• [Assigned task]
Restate the full listing precisely as written.

============

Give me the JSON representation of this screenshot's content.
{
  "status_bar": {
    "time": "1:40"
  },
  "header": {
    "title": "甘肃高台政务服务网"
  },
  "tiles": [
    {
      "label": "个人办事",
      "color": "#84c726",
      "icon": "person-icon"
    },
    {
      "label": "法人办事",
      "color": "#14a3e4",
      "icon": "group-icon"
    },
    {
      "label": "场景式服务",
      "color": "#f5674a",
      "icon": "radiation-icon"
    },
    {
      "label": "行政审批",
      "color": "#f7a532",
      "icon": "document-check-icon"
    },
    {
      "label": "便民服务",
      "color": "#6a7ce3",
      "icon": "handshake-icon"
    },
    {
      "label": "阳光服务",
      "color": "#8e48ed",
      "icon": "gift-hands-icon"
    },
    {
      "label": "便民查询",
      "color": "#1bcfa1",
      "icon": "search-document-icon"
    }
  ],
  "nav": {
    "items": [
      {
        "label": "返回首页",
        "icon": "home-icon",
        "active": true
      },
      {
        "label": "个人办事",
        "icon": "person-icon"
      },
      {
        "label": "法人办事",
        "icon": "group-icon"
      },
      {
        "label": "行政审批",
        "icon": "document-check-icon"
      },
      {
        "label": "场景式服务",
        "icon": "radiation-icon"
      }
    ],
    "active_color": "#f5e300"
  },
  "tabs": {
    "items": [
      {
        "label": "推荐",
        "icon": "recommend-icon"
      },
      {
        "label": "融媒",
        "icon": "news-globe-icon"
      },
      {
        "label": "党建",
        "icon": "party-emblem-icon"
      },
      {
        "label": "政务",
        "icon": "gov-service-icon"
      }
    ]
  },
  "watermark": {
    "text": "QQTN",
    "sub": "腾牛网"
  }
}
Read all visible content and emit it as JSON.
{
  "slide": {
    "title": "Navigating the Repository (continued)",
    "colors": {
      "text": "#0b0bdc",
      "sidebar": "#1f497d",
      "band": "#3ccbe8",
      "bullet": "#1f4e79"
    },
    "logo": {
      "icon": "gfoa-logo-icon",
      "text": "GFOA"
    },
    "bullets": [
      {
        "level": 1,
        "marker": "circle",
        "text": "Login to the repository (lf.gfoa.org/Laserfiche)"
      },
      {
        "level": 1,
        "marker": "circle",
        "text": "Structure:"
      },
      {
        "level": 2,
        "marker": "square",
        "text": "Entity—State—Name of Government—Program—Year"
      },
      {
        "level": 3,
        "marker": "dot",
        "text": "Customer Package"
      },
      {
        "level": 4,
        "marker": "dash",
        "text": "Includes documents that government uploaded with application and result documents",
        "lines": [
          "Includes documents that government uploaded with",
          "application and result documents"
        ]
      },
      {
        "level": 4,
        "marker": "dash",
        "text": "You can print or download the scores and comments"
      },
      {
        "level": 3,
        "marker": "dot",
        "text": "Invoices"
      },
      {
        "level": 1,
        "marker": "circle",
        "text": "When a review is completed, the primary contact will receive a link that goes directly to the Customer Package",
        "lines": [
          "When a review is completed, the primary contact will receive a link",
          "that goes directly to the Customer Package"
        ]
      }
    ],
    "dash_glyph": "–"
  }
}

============

• [Solution for this exercise]
Give me the JSON representation of this screenshot's content.
{
  "status_bar": {
    "time": "1:40"
  },
  "header": {
    "title": "甘肃高台政务服务网"
  },
  "tiles": [
    {
      "label": "个人办事",
      "color": "#84c726",
      "icon": "person-icon"
    },
    {
      "label": "法人办事",
      "color": "#14a3e4",
      "icon": "group-icon"
    },
    {
      "label": "场景式服务",
      "color": "#f5674a",
      "icon": "radiation-icon"
    },
    {
      "label": "行政审批",
      "color": "#f7a532",
      "icon": "document-check-icon"
    },
    {
      "label": "便民服务",
      "color": "#6a7ce3",
      "icon": "handshake-icon"
    },
    {
      "label": "阳光服务",
      "color": "#8e48ed",
      "icon": "gift-hands-icon"
    },
    {
      "label": "便民查询",
      "color": "#1bcfa1",
      "icon": "search-document-icon"
    }
  ],
  "nav": {
    "items": [
      {
        "label": "返回首页",
        "icon": "home-icon",
        "active": true
      },
      {
        "label": "个人办事",
        "icon": "person-icon"
      },
      {
        "label": "法人办事",
        "icon": "group-icon"
      },
      {
        "label": "行政审批",
        "icon": "document-check-icon"
      },
      {
        "label": "场景式服务",
        "icon": "radiation-icon"
      }
    ],
    "active_color": "#f5e300"
  },
  "tabs": {
    "items": [
      {
        "label": "推荐",
        "icon": "recommend-icon"
      },
      {
        "label": "融媒",
        "icon": "news-globe-icon"
      },
      {
        "label": "党建",
        "icon": "party-emblem-icon"
      },
      {
        "label": "政务",
        "icon": "gov-service-icon"
      }
    ]
  },
  "watermark": {
    "text": "QQTN",
    "sub": "腾牛网"
  }
}
Read all visible content and emit it as JSON.
{
  "slide": {
    "title": "Navigating the Repository (continued)",
    "colors": {
      "text": "#0b0bdc",
      "sidebar": "#1f497d",
      "band": "#3ccbe8",
      "bullet": "#1f4e79"
    },
    "logo": {
      "icon": "gfoa-logo-icon",
      "text": "GFOA"
    },
    "bullets": [
      {
        "level": 1,
        "marker": "circle",
        "text": "Login to the repository (lf.gfoa.org/Laserfiche)"
      },
      {
        "level": 1,
        "marker": "circle",
        "text": "Structure:"
      },
      {
        "level": 2,
        "marker": "square",
        "text": "Entity—State—Name of Government—Program—Year"
      },
      {
        "level": 3,
        "marker": "dot",
        "text": "Customer Package"
      },
      {
        "level": 4,
        "marker": "dash",
        "text": "Includes documents that government uploaded with application and result documents",
        "lines": [
          "Includes documents that government uploaded with",
          "application and result documents"
        ]
      },
      {
        "level": 4,
        "marker": "dash",
        "text": "You can print or download the scores and comments"
      },
      {
        "level": 3,
        "marker": "dot",
        "text": "Invoices"
      },
      {
        "level": 1,
        "marker": "circle",
        "text": "When a review is completed, the primary contact will receive a link that goes directly to the Customer Package",
        "lines": [
          "When a review is completed, the primary contact will receive a link",
          "that goes directly to the Customer Package"
        ]
      }
    ],
    "dash_glyph": "–"
  }
}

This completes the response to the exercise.